◆ To do:
Filter the records below for the word "true". Copy each line that holds it.

[Excerpts from an interface dataset]
● ● ● ●

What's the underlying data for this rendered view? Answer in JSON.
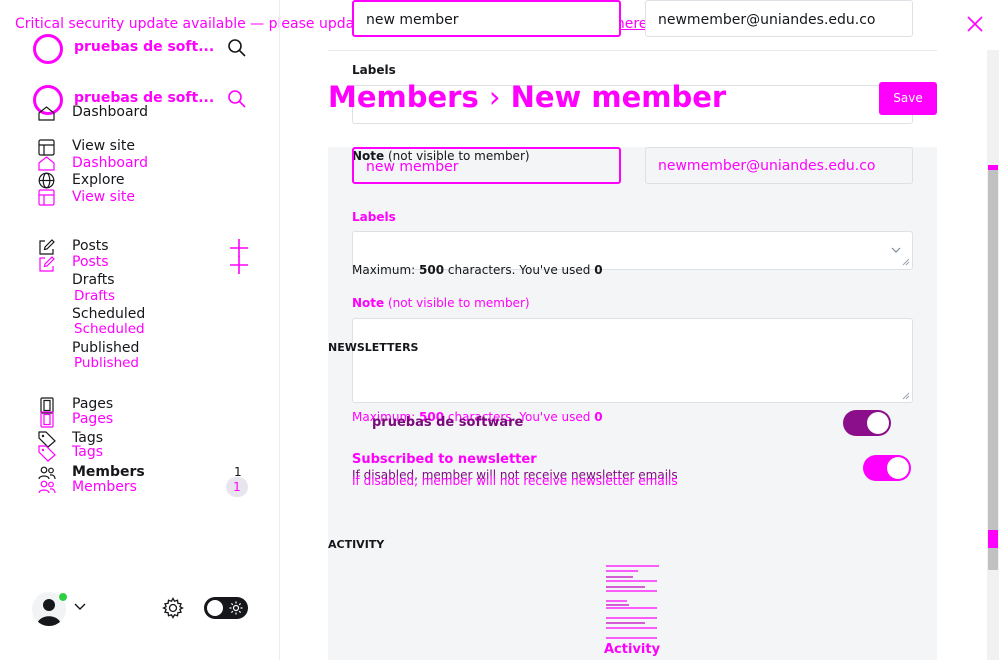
{
  "banner": {
    "text": "Critical security update available — please update Ghost as soon as possible.",
    "link": "Details here."
  },
  "site": {
    "name": "pruebas de soft...",
    "name_ghost": "pruebas de soft..."
  },
  "nav": {
    "dashboard": "Dashboard",
    "view_site": "View site",
    "explore": "Explore",
    "posts": "Posts",
    "drafts": "Drafts",
    "scheduled": "Scheduled",
    "published": "Published",
    "pages": "Pages",
    "tags": "Tags",
    "members": "Members",
    "members_count": "1"
  },
  "header": {
    "breadcrumb_parent": "Members",
    "breadcrumb_sep": "›",
    "title": "New member",
    "save_label": "Save"
  },
  "form": {
    "name_value": "new member",
    "email_value": "newmember@uniandes.edu.co",
    "labels_label": "Labels",
    "note_label": "Note",
    "note_hint": "(not visible to member)",
    "max_prefix": "Maximum:",
    "max_number": "500",
    "max_mid": "characters. You've used",
    "max_used": "0"
  },
  "newsletters": {
    "section_title": "NEWSLETTERS",
    "newsletter_name": "pruebas de software",
    "subscribed_title": "Subscribed to newsletter",
    "subscribed_hint": "If disabled, member will not receive newsletter emails",
    "newsletter_enabled": true,
    "subscribed_enabled": true
  },
  "activity": {
    "section_title": "ACTIVITY",
    "empty_label": "Activity"
  },
  "colors": {
    "accent": "#ff00ff",
    "toggle_dark": "#8b0f8b",
    "online": "#30cf43"
  }
}
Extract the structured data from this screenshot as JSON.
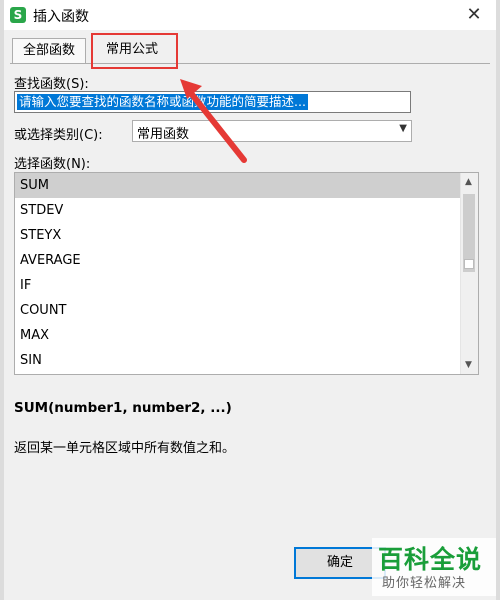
{
  "window": {
    "title": "插入函数",
    "app_icon_letter": "S",
    "close_symbol": "✕"
  },
  "tabs": [
    {
      "label": "全部函数",
      "active": true
    },
    {
      "label": "常用公式",
      "active": false,
      "highlighted": true
    }
  ],
  "search": {
    "label": "查找函数(S):",
    "value": "请输入您要查找的函数名称或函数功能的简要描述..."
  },
  "category": {
    "label": "或选择类别(C):",
    "value": "常用函数"
  },
  "function_list": {
    "label": "选择函数(N):",
    "items": [
      "SUM",
      "STDEV",
      "STEYX",
      "AVERAGE",
      "IF",
      "COUNT",
      "MAX",
      "SIN"
    ],
    "selected": "SUM"
  },
  "details": {
    "syntax": "SUM(number1, number2, ...)",
    "description": "返回某一单元格区域中所有数值之和。"
  },
  "buttons": {
    "ok": "确定"
  },
  "watermark": {
    "title": "百科全说",
    "subtitle": "助你轻松解决"
  },
  "colors": {
    "accent": "#0078d7",
    "annotation_red": "#e53935",
    "watermark_green": "#1a9e3a",
    "app_icon": "#2aa64a"
  }
}
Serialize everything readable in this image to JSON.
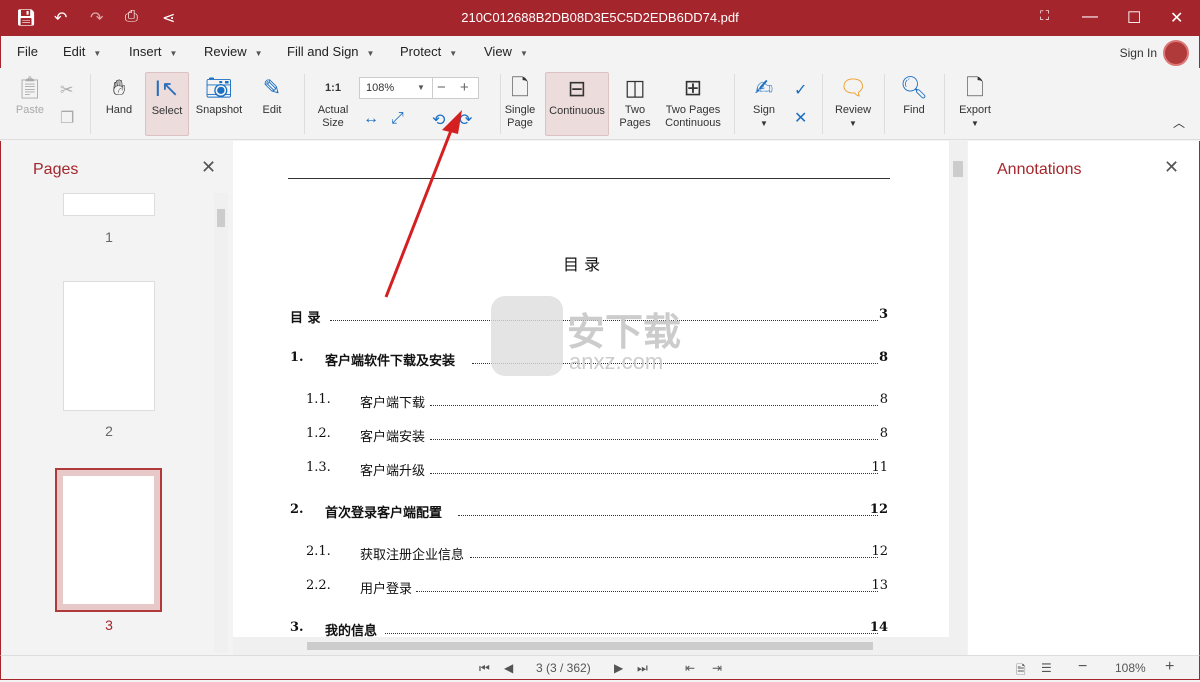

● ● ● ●

◆ Expected answer:
    "newsletter_enabled": true,
    "subscribed_enabled": true
      "active": true
      "highlighted": true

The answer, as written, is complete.